How and when to use python’s lambda

There is a long running debate in python land of the usefulness of the lambda function, and I usually air on the side of avoidance.  However, for simple occasions it can make for cleaner code.

The python docs are essential for quick reference, but sometimes they skimp on obscure features.  Lambda is one of those features.

In a nutshell, lambda is the inline function creator for python. In other languages, inline functions often look like this:

myFunction = function(arg1,arg2) { return arg1+arg2 }

myFunction is a function, and myFunction(1,2)=3.  That makes a lot of sense! myFunction can similarly be defined in python using lambda:

myFunction = lambda arg1,arg2:  arg1+arg2

It’s true that this syntax requires less typing, but at the cost of readability.  In case you were wondering, here is a good example of when to use it.

Without lambda:

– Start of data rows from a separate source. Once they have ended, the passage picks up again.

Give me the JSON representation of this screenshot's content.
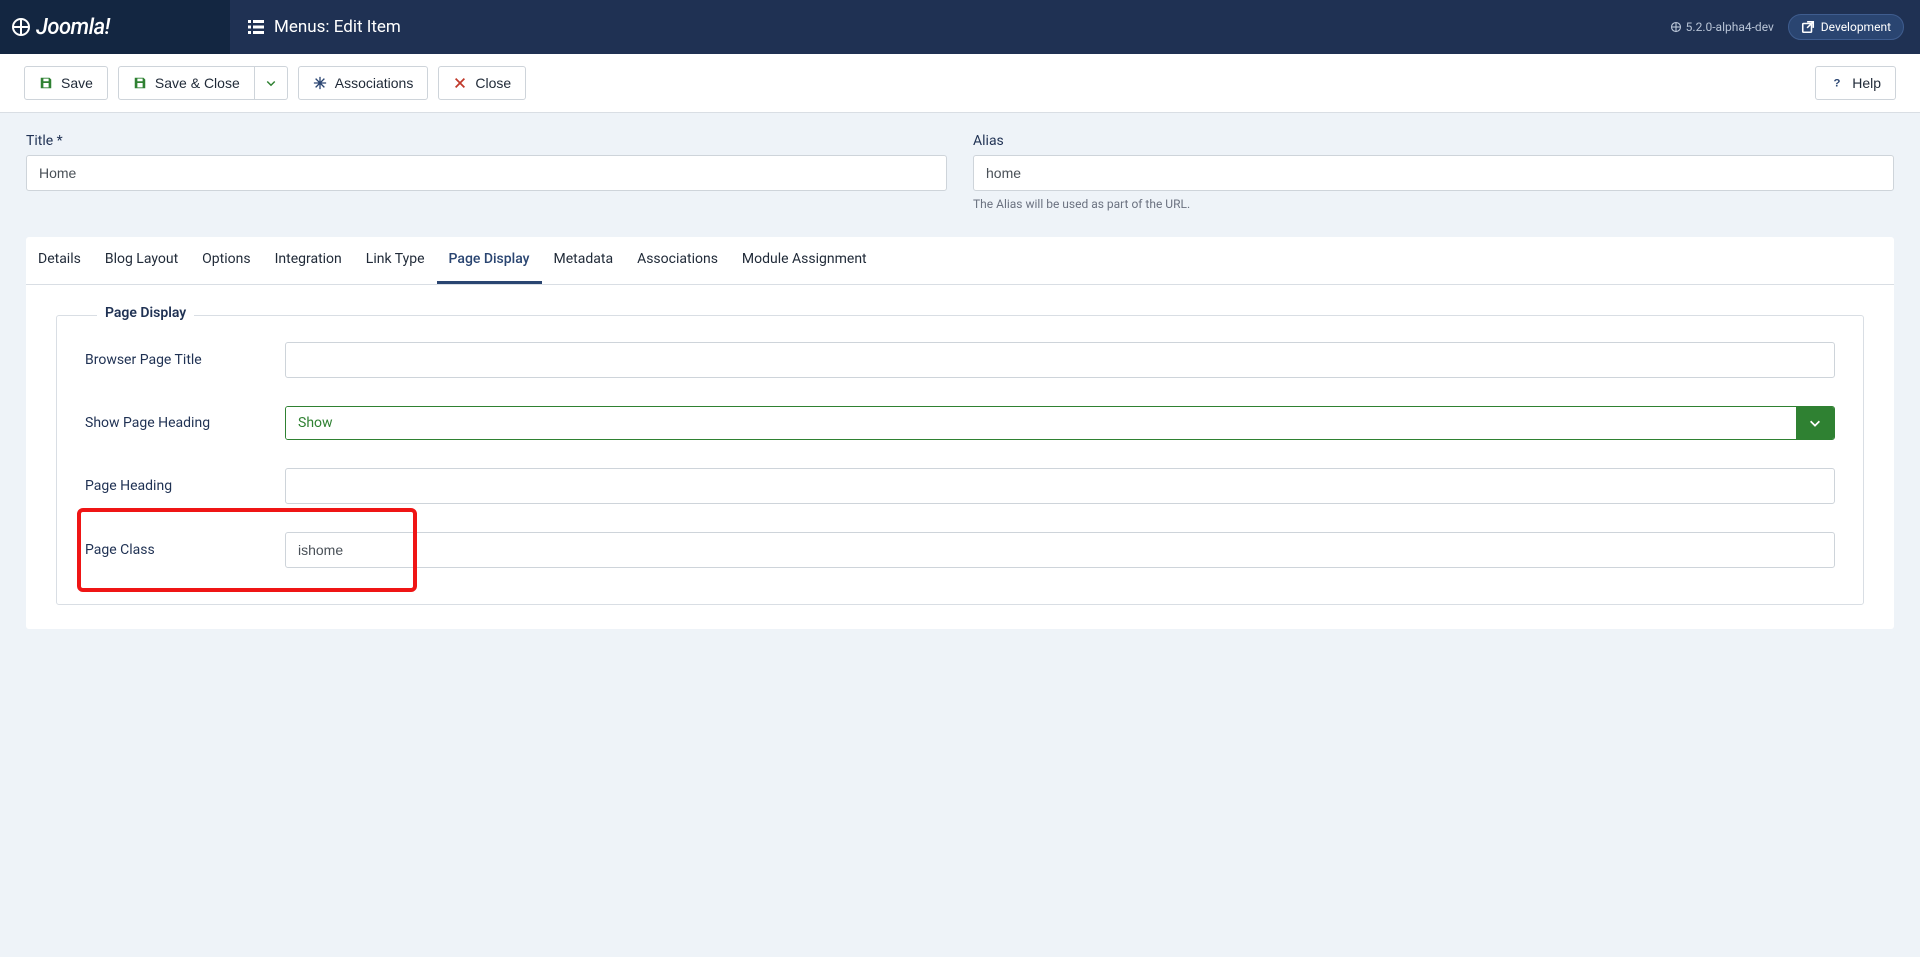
{
  "brand": "Joomla!",
  "page_header": "Menus: Edit Item",
  "version": "5.2.0-alpha4-dev",
  "dev_badge": "Development",
  "toolbar": {
    "save": "Save",
    "save_close": "Save & Close",
    "associations": "Associations",
    "close": "Close",
    "help": "Help"
  },
  "fields": {
    "title_label": "Title *",
    "title_value": "Home",
    "alias_label": "Alias",
    "alias_value": "home",
    "alias_hint": "The Alias will be used as part of the URL."
  },
  "tabs": [
    "Details",
    "Blog Layout",
    "Options",
    "Integration",
    "Link Type",
    "Page Display",
    "Metadata",
    "Associations",
    "Module Assignment"
  ],
  "active_tab": "Page Display",
  "fieldset_legend": "Page Display",
  "page_display": {
    "browser_title_label": "Browser Page Title",
    "browser_title_value": "",
    "show_heading_label": "Show Page Heading",
    "show_heading_value": "Show",
    "page_heading_label": "Page Heading",
    "page_heading_value": "",
    "page_class_label": "Page Class",
    "page_class_value": "ishome"
  }
}
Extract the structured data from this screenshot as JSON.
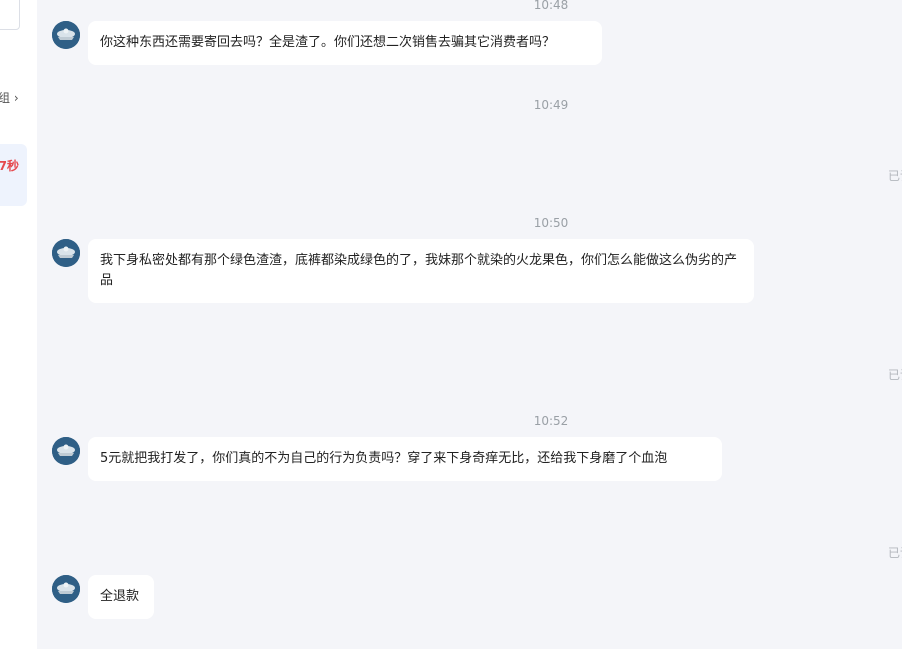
{
  "sidebar": {
    "group_label": "组 ›",
    "timer_text": "7秒"
  },
  "chat": {
    "times": [
      "10:48",
      "10:49",
      "10:50",
      "10:52"
    ],
    "messages": [
      {
        "text": "你这种东西还需要寄回去吗？全是渣了。你们还想二次销售去骗其它消费者吗？"
      },
      {
        "text": "我下身私密处都有那个绿色渣渣，底裤都染成绿色的了，我妹那个就染的火龙果色，你们怎么能做这么伪劣的产品"
      },
      {
        "text": "5元就把我打发了，你们真的不为自己的行为负责吗？穿了来下身奇痒无比，还给我下身磨了个血泡"
      },
      {
        "text": "全退款"
      }
    ],
    "read_label": "已读"
  },
  "icons": {
    "avatar": "user-avatar-icon"
  },
  "colors": {
    "chat_background": "#f4f5f9",
    "bubble": "#ffffff",
    "timer_red": "#e5484d",
    "avatar_blue": "#2f5f86"
  }
}
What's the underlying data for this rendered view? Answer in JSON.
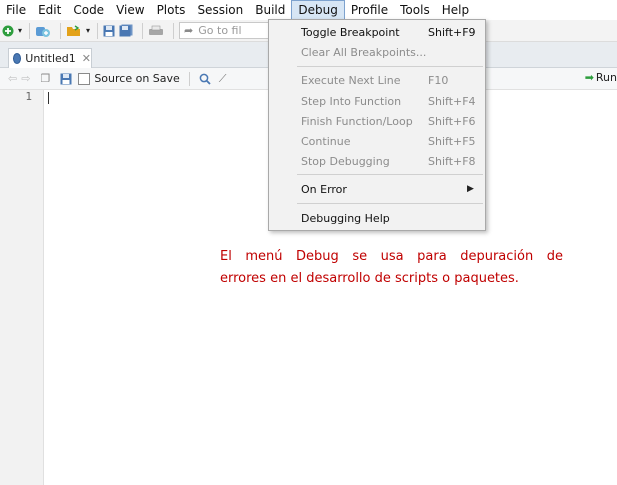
{
  "menubar": {
    "items": [
      "File",
      "Edit",
      "Code",
      "View",
      "Plots",
      "Session",
      "Build",
      "Debug",
      "Profile",
      "Tools",
      "Help"
    ],
    "active": "Debug"
  },
  "toolbar": {
    "goto_placeholder": "Go to fil"
  },
  "tab": {
    "title": "Untitled1"
  },
  "editor_toolbar": {
    "source_on_save": "Source on Save",
    "run_label": "Run"
  },
  "editor": {
    "line_number": "1"
  },
  "debug_menu": {
    "items": [
      {
        "label": "Toggle Breakpoint",
        "shortcut": "Shift+F9",
        "enabled": true
      },
      {
        "label": "Clear All Breakpoints...",
        "shortcut": "",
        "enabled": false
      },
      {
        "label": "Execute Next Line",
        "shortcut": "F10",
        "enabled": false
      },
      {
        "label": "Step Into Function",
        "shortcut": "Shift+F4",
        "enabled": false
      },
      {
        "label": "Finish Function/Loop",
        "shortcut": "Shift+F6",
        "enabled": false
      },
      {
        "label": "Continue",
        "shortcut": "Shift+F5",
        "enabled": false
      },
      {
        "label": "Stop Debugging",
        "shortcut": "Shift+F8",
        "enabled": false
      },
      {
        "label": "On Error",
        "shortcut": "",
        "enabled": true,
        "submenu": true
      },
      {
        "label": "Debugging Help",
        "shortcut": "",
        "enabled": true
      }
    ]
  },
  "annotation": {
    "line1": "El menú Debug se usa para depuración de",
    "line2": "errores en el desarrollo de scripts o paquetes.",
    "color": "#c00000"
  }
}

def isLessThanFour(x):
    return x<4
list_full = [1,2,3,4,5]
list_subset = filter(isLessThanFour, list_full)

With lambda:

list_full = [1,2,3,4,5]
list_subset = filter(lambda x: x<4, list_full)

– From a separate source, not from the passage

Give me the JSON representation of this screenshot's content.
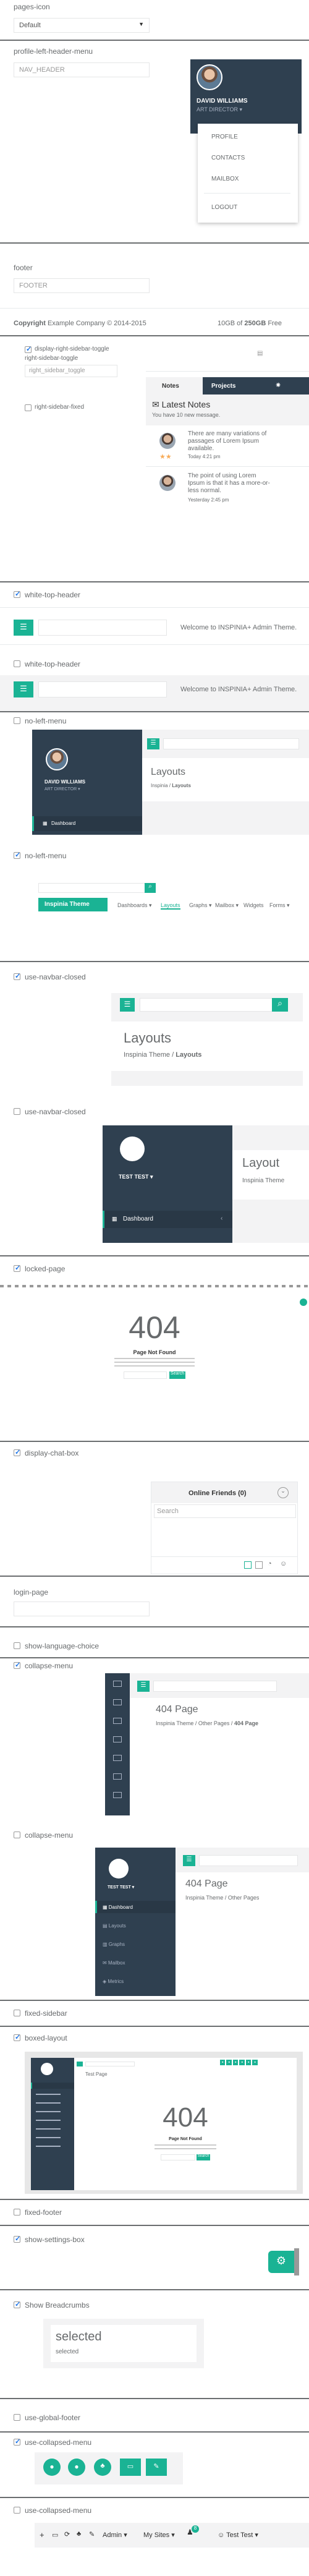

Head caution though, because readability goes out the window whenever the lambda expression gets to complicated.

When not to use lambda:

reduce(lambda x, y: x+y, [1, 2, 3, 4, 5])